New York University Medical Center
550 First Avenue
New York, New York 10016
Phone: (212) 263-7300
Since April of 2008, the New York University Medical Center has officially been known as the NYU Elaine A. and Kenneth G. Langone Medical Center after the two benefactors who recently bequeathed $200 million to the institution, which in turn has attracted an additional $50 million in contributions.
While the Center is among the top institutions in the nation for biomedical research and medical education, it is also home to the NYU Cancer Institute and the Hassenfeld Children’s Center for Cancer and Blood Disorders.
The NYU Langone Medical Center was founded in 1841 as the New York College of Medicine. Some of the famous names associated with this institution include John Revere (son of Paul Revere of “midnight ride” fame), Dr. Walter Reed, and Jonas Salk, developer of the first polio vaccine.
Dr. Harvey I. Pass is another prominent physician who is intimately associated with the Center, currently serving as Professor and Chief of the Division of Thoracic Surgery and Thoracic Oncology. Dr. Pass has been studying mesothelioma for twenty years since serving as Head of Thoracic Oncology at the National Cancer Institute in Bethesda, Maryland.
During his tenure at the NYU Langone Medical Center, Dr. Pass has established the first organized tissue archives for use as a resource for the study of mesothelioma. Some of the findings of this study include:
- the presence of SV (“simian virus”) 40 in human mesothelioma cells
- the role played by the human insulin growth factor receptor in the development of mesothelioma
- the connection between mesothelioma and the gene for neurofibromatosis (tumors of the nerve cells)
- the discovery of mesothelin (a type of protein implicated in mesothelioma and other cancers)
Before coming to the Center, Dr. Pass was instrumental in building the thoracic oncology at the Karmanos Cancer Institute. Today, he is a reviewer for several professional medical journals and a leading advocate for lung cancer and mesothelioma victims. Dr. Pass, who has also served as Chairman if the Mesothelioma Applied Research Foundation (MARF), recently made a statement before members of the U.S. Congress at the Ban Asbestos Now Press Conference.
Dr. Harvey Pass has been Director of the NYU Division of Thoracic Surgery since 2005.
Patients at the NYU Cancer Institute are diagnosed using the latest techniques, including combination positron emission tomography (PET) and computed tomography (CT) scanning. In addition, the doctors may use other diagnostic tools, including:
- Autofluorence Bronchoscopy: a patented tool using an endoscopic light and video camera
- Endobronchial Ultrasound: an out-patient procedure consisting of a “minimally invasive” lymph node biopsy
Once a diagnosis of mesothelioma has been confirmed, patients may undergo any number of treatments. Such treatment options are at the discretion of the doctor and patient, and depend on the type of tumor as well as the location and stage of the malignancy. These may include surgery, chemotherapy and radiation treatments.

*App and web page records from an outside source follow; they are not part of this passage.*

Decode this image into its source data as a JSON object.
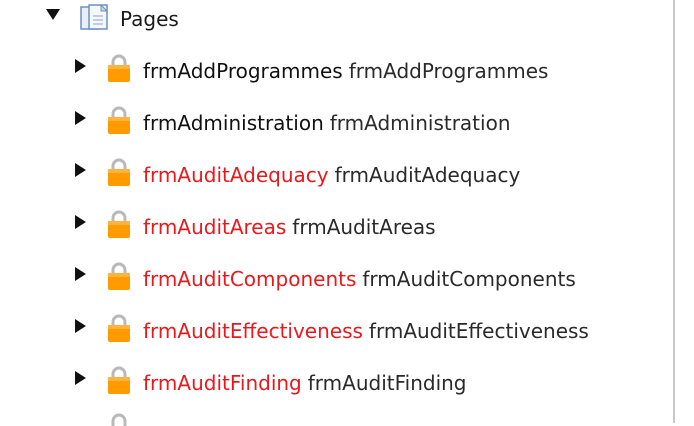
{
  "tree": {
    "root": {
      "label": "Pages",
      "icon": "pages-icon",
      "expanded": true
    },
    "items": [
      {
        "name": "frmAddProgrammes",
        "caption": "frmAddProgrammes",
        "color": "#111111",
        "icon": "lock-icon"
      },
      {
        "name": "frmAdministration",
        "caption": "frmAdministration",
        "color": "#111111",
        "icon": "lock-icon"
      },
      {
        "name": "frmAuditAdequacy",
        "caption": "frmAuditAdequacy",
        "color": "#e8191c",
        "icon": "lock-icon"
      },
      {
        "name": "frmAuditAreas",
        "caption": "frmAuditAreas",
        "color": "#e8191c",
        "icon": "lock-icon"
      },
      {
        "name": "frmAuditComponents",
        "caption": "frmAuditComponents",
        "color": "#e8191c",
        "icon": "lock-icon"
      },
      {
        "name": "frmAuditEffectiveness",
        "caption": "frmAuditEffectiveness",
        "color": "#e8191c",
        "icon": "lock-icon"
      },
      {
        "name": "frmAuditFinding",
        "caption": "frmAuditFinding",
        "color": "#e8191c",
        "icon": "lock-icon"
      }
    ]
  }
}
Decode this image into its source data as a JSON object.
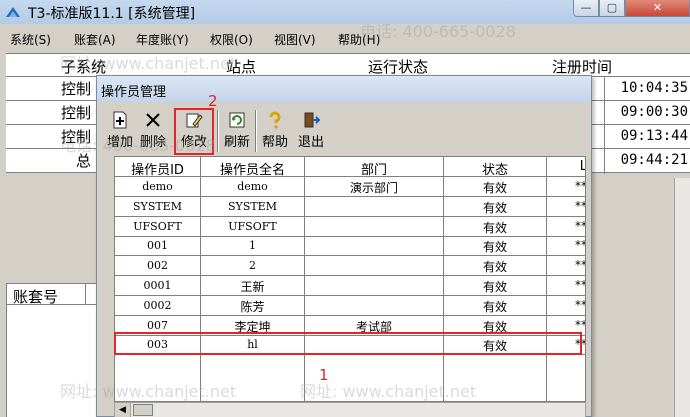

There are also new, cutting edge treatments available at the Institute. One of these is known as photodynamic therapy, which actually uses a photoactive drug and non-thermal laser to destroy cancer cells.
Another exciting development in cancer treatment at the Institute is known as radiofrequency ablation, which is a minimally invasive technique used in the treatment of smaller tumors on and in the lung. This treatment employs electrodes and alternating current in order to destroy malignancies.
The physicians at the NYU Cancer Institute are aware that cancers such as mesothelioma affect every individual differently. Dr. Pass is among the few thoracic surgeons and cancer experts in the nation who will not make a final decision on surgical and treatment options before he has actually had an opportunity to open a patient’s chest and made an assessment of the malignancy based on direct observation.
The New York University Langone Medical Center is located in Manhattan on First Avenue, just off FDR Drive between East 29th and East 34th Streets.